Performance management – Differentiation

Recently my supervisor has started an initiative, where each one of us started sharing details on a particular topic, taking reference from a famous leadership/management book. Based on my recent study, I have come up with a presentation on ‘Differentiation’  by Jack Welch. Have a look at it and let me know what you think.

Performance management – How to give effective feedback?

Providing effective feedback for others is one of the key elements in performance management. It is possibly the best way to help others grow in their careers. Based on my experience I have come up with a presentation which talks about top 5 things to take care when giving feedback:

  1. Devil is in the details
  2. How providing examples is key?
  3. Negative feedback is not bad
  4. Subjective vs Objective
  5. Give recommendations

Let me know you ‘feedback’ for this presentation on ‘feedback’ 🙂


Performance management – Beyond ratings & rankings

The topic on performance management (popularly known as performance appraisal) is one of the least understood and complex topics in management. Especially in Indian context, often it is linked with annual/bi-annual salary raises/promotions. At an outset it might look like a mundane ceremony done for name-sake,where favoritism (or impression with direct reporting manager) plays a major role. But the real spirit of performance management and the idea behind it goes much deeper than that.

When I started doing performance management in my team, I understood the awareness among members is much less. In order to improve that and build better mutual understanding, came up with some material which is shared below with some modifications. Going forward, I will be sharing a series of presentations under this topic.
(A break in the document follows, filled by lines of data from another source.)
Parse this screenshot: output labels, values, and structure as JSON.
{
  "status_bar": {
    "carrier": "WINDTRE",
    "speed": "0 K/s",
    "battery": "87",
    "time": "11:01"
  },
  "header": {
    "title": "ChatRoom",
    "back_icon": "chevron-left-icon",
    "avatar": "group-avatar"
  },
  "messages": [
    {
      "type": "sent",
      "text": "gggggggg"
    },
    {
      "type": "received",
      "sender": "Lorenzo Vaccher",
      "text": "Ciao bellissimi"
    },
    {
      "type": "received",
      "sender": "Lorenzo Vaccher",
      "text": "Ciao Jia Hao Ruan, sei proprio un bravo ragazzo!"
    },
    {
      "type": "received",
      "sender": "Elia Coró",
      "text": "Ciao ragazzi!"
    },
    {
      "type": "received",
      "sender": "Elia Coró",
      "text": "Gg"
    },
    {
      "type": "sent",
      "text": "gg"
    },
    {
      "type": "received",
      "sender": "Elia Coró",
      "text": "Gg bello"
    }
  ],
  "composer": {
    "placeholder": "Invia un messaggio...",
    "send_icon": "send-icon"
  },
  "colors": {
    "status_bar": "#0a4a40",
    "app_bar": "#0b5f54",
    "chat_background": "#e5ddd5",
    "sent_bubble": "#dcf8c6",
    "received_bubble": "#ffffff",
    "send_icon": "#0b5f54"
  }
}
While there might be minor modifications among organizations in operational aspects, the core message remains the same.